Thomas Hale
Hale Sides LLC
505 20th St N., Birmingham, AL 35203

I think any instructor who advises a person to divest themselves of any other sort of weapons or give them to someone else before the police arrive is giving horrible advice that will only make the situation much, much worse. Taking such steps smacks of dishonesty as if the person who used deadly force had something to hide. That’s the last impression a justified shooter needs to project.
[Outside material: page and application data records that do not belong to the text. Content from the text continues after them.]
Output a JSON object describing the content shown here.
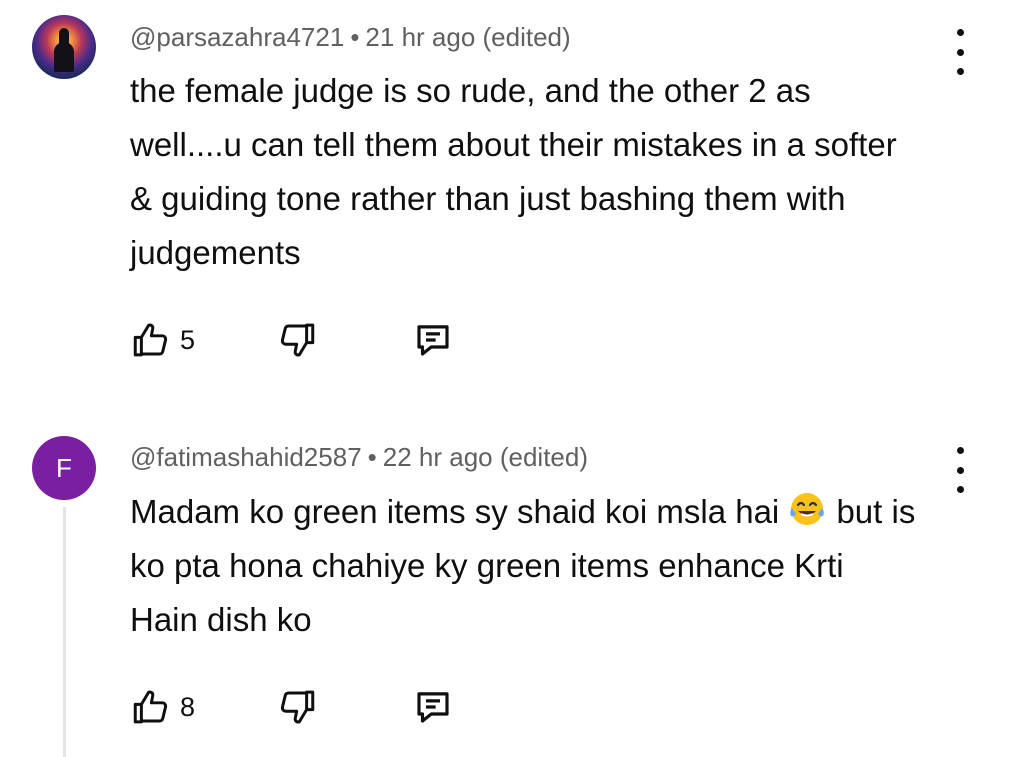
{
  "comments": [
    {
      "handle": "@parsazahra4721",
      "separator": "•",
      "time": "21 hr ago (edited)",
      "text": "the female judge is so rude, and the other 2 as well....u can tell them about their mistakes in a softer & guiding tone rather than just bashing them with judgements",
      "likes": "5",
      "avatar": "image-avatar"
    },
    {
      "handle": "@fatimashahid2587",
      "separator": "•",
      "time": "22 hr ago (edited)",
      "text": "Madam ko green items sy shaid koi msla hai",
      "text_emoji": "face-with-tears-of-joy-emoji",
      "text_rest": "but is ko pta hona chahiye ky green items enhance Krti Hain dish ko",
      "likes": "8",
      "avatar_letter": "F",
      "avatar_color": "#7b1fa2"
    }
  ],
  "icons": {
    "like": "thumbs-up-icon",
    "dislike": "thumbs-down-icon",
    "reply": "comment-icon",
    "menu": "more-vertical-icon"
  }
}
Responses to the Attorney Question of the Month column are voluntarily contributed by our generous attorneys who squeeze time out of their pressing schedules to contribute answers to our questions. There are many additional affiliated attorneys for whom work pressures were too great to provide responses. A busy attorney is a successful attorney. Knowing the pressures under which the legal profession works, we are so very grateful for all of our affiliated attorneys who have identified themselves as resources for the Network and its members after use of force in self defense. Members, please join us in saying “Thank you!” to all of our affiliated attorneys and to those who make time to contribute responses to this column, an extra round of grateful applause.

Back to Front Page